- Work to complete: Once the lines below holding the string "leave" are counted, give that number alone.

- Input:
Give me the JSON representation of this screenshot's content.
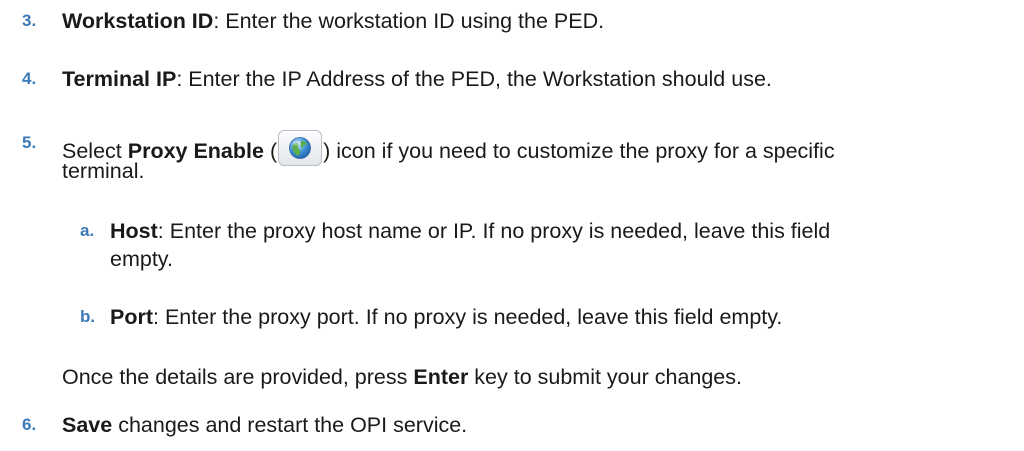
{
  "steps": [
    {
      "number": "3.",
      "bold": "Workstation ID",
      "text": ": Enter the workstation ID using the PED."
    },
    {
      "number": "4.",
      "bold": "Terminal IP",
      "text": ": Enter the IP Address of the PED, the Workstation should use."
    },
    {
      "number": "5.",
      "prefix": "Select ",
      "bold": "Proxy Enable",
      "paren_open": " (",
      "paren_close": ")",
      "line1_rest": " icon if you need to customize the proxy for a specific",
      "line2": "terminal.",
      "icon": "globe-icon",
      "substeps": [
        {
          "letter": "a.",
          "bold": "Host",
          "line1": ": Enter the proxy host name or IP. If no proxy is needed, leave this field",
          "line2": "empty."
        },
        {
          "letter": "b.",
          "bold": "Port",
          "line1": ": Enter the proxy port. If no proxy is needed, leave this field empty."
        }
      ],
      "note_prefix": "Once the details are provided, press ",
      "note_bold": "Enter",
      "note_suffix": " key to submit your changes."
    },
    {
      "number": "6.",
      "bold": "Save",
      "text": " changes and restart the OPI service."
    }
  ]
}
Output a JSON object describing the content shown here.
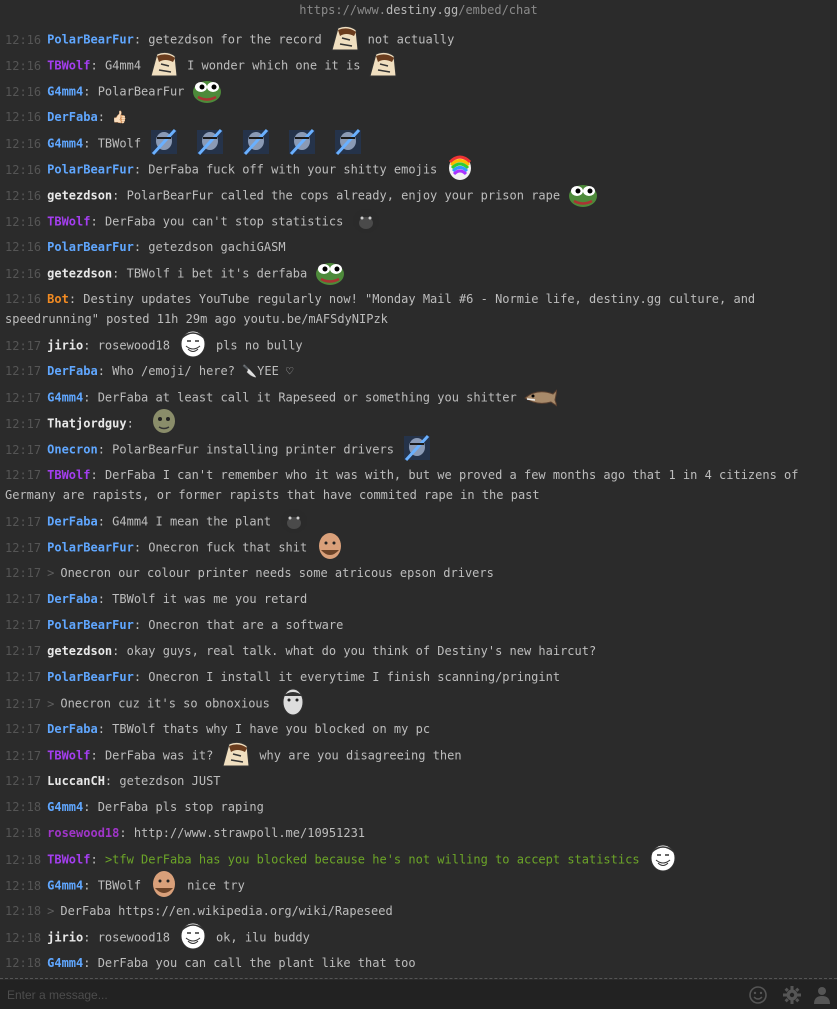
{
  "url": {
    "prefix": "https://www.",
    "host": "destiny.gg",
    "path": "/embed/chat"
  },
  "input": {
    "placeholder": "Enter a message..."
  },
  "colors": {
    "blue": "#60a7ff",
    "purple": "#a43ef0",
    "white": "#e8e8e8",
    "orange": "#f28b22",
    "green_text": "#6ca528"
  },
  "icons": {
    "emote": "smiley-icon",
    "settings": "gear-icon",
    "users": "user-icon"
  },
  "messages": [
    {
      "time": "12:16",
      "user": "PolarBearFur",
      "sep": ": ",
      "text1": "getezdson for the record",
      "emote": "meme-emote",
      "text2": "not actually"
    },
    {
      "time": "12:16",
      "user": "TBWolf",
      "sep": ": ",
      "text1": "G4mm4",
      "emote": "meme-emote",
      "text2": "I wonder which one it is",
      "emote2": "meme-emote"
    },
    {
      "time": "12:16",
      "user": "G4mm4",
      "sep": ": ",
      "text1": "PolarBearFur",
      "emote": "pepe-emote"
    },
    {
      "time": "12:16",
      "user": "DerFaba",
      "sep": ": ",
      "text1": "👍🏻"
    },
    {
      "time": "12:16",
      "user": "G4mm4",
      "sep": ": ",
      "text1": "TBWolf",
      "emotes_count": 5
    },
    {
      "time": "12:16",
      "user": "PolarBearFur",
      "sep": ": ",
      "text1": "DerFaba fuck off with your shitty emojis",
      "emote": "rainbow-emote"
    },
    {
      "time": "12:16",
      "user": "getezdson",
      "sep": ": ",
      "text1": "PolarBearFur called the cops already, enjoy your prison rape",
      "emote": "pepe-emote"
    },
    {
      "time": "12:16",
      "user": "TBWolf",
      "sep": ": ",
      "text1": "DerFaba you can't stop statistics",
      "emote": "gorilla-emote"
    },
    {
      "time": "12:16",
      "user": "PolarBearFur",
      "sep": ": ",
      "text1": "getezdson gachiGASM"
    },
    {
      "time": "12:16",
      "user": "getezdson",
      "sep": ": ",
      "text1": "TBWolf i bet it's derfaba",
      "emote": "pepe-emote"
    },
    {
      "time": "12:16",
      "user": "Bot",
      "sep": ": ",
      "text1": "Destiny updates YouTube regularly now! \"Monday Mail #6 - Normie life, destiny.gg culture, and speedrunning\" posted 11h 29m ago youtu.be/mAFSdyNIPzk"
    },
    {
      "time": "12:17",
      "user": "jirio",
      "sep": ": ",
      "text1": "rosewood18",
      "emote": "face-emote",
      "text2": "pls no bully"
    },
    {
      "time": "12:17",
      "user": "DerFaba",
      "sep": ": ",
      "text1": "Who /emoji/ here? 🔪YEE ♡"
    },
    {
      "time": "12:17",
      "user": "G4mm4",
      "sep": ": ",
      "text1": "DerFaba at least call it Rapeseed or something you shitter",
      "emote": "fish-emote"
    },
    {
      "time": "12:17",
      "user": "Thatjordguy",
      "sep": ": ",
      "text1": "",
      "emote": "goblin-emote"
    },
    {
      "time": "12:17",
      "user": "Onecron",
      "sep": ": ",
      "text1": "PolarBearFur installing printer drivers",
      "emote": "destiny-emote"
    },
    {
      "time": "12:17",
      "user": "TBWolf",
      "sep": ": ",
      "text1": "DerFaba I can't remember who it was with, but we proved a few months ago that 1 in 4 citizens of Germany are rapists, or former rapists that have commited rape in the past"
    },
    {
      "time": "12:17",
      "user": "DerFaba",
      "sep": ": ",
      "text1": "G4mm4 I mean the plant",
      "emote": "gorilla-emote"
    },
    {
      "time": "12:17",
      "user": "PolarBearFur",
      "sep": ": ",
      "text1": "Onecron fuck that shit",
      "emote": "bald-emote"
    },
    {
      "time": "12:17",
      "user": "",
      "sep": "",
      "arrow": ">",
      "text1": "Onecron our colour printer needs some atricous epson drivers"
    },
    {
      "time": "12:17",
      "user": "DerFaba",
      "sep": ": ",
      "text1": "TBWolf it was me you retard"
    },
    {
      "time": "12:17",
      "user": "PolarBearFur",
      "sep": ": ",
      "text1": "Onecron that are a software"
    },
    {
      "time": "12:17",
      "user": "getezdson",
      "sep": ": ",
      "text1": "okay guys, real talk. what do you think of Destiny's new haircut?"
    },
    {
      "time": "12:17",
      "user": "PolarBearFur",
      "sep": ": ",
      "text1": "Onecron I install it everytime I finish scanning/pringint"
    },
    {
      "time": "12:17",
      "user": "",
      "sep": "",
      "arrow": ">",
      "text1": "Onecron cuz it's so obnoxious",
      "emote": "man-emote"
    },
    {
      "time": "12:17",
      "user": "DerFaba",
      "sep": ": ",
      "text1": "TBWolf thats why I have you blocked on my pc"
    },
    {
      "time": "12:17",
      "user": "TBWolf",
      "sep": ": ",
      "text1": "DerFaba was it?",
      "emote": "meme-emote",
      "text2": "why are you disagreeing then"
    },
    {
      "time": "12:17",
      "user": "LuccanCH",
      "sep": ": ",
      "text1": "getezdson JUST"
    },
    {
      "time": "12:18",
      "user": "G4mm4",
      "sep": ": ",
      "text1": "DerFaba pls stop raping"
    },
    {
      "time": "12:18",
      "user": "rosewood18",
      "sep": ": ",
      "text1": "http://www.strawpoll.me/10951231"
    },
    {
      "time": "12:18",
      "user": "TBWolf",
      "sep": ": ",
      "text1": ">tfw DerFaba has you blocked because he's not willing to accept statistics",
      "greentext": true,
      "emote": "face-emote"
    },
    {
      "time": "12:18",
      "user": "G4mm4",
      "sep": ": ",
      "text1": "TBWolf",
      "emote": "bald-emote",
      "text2": "nice try"
    },
    {
      "time": "12:18",
      "user": "",
      "sep": "",
      "arrow": ">",
      "text1": "DerFaba https://en.wikipedia.org/wiki/Rapeseed"
    },
    {
      "time": "12:18",
      "user": "jirio",
      "sep": ": ",
      "text1": "rosewood18",
      "emote": "face-emote",
      "text2": "ok, ilu buddy"
    },
    {
      "time": "12:18",
      "user": "G4mm4",
      "sep": ": ",
      "text1": "DerFaba you can call the plant like that too"
    }
  ]
}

- Answer to the problem: 2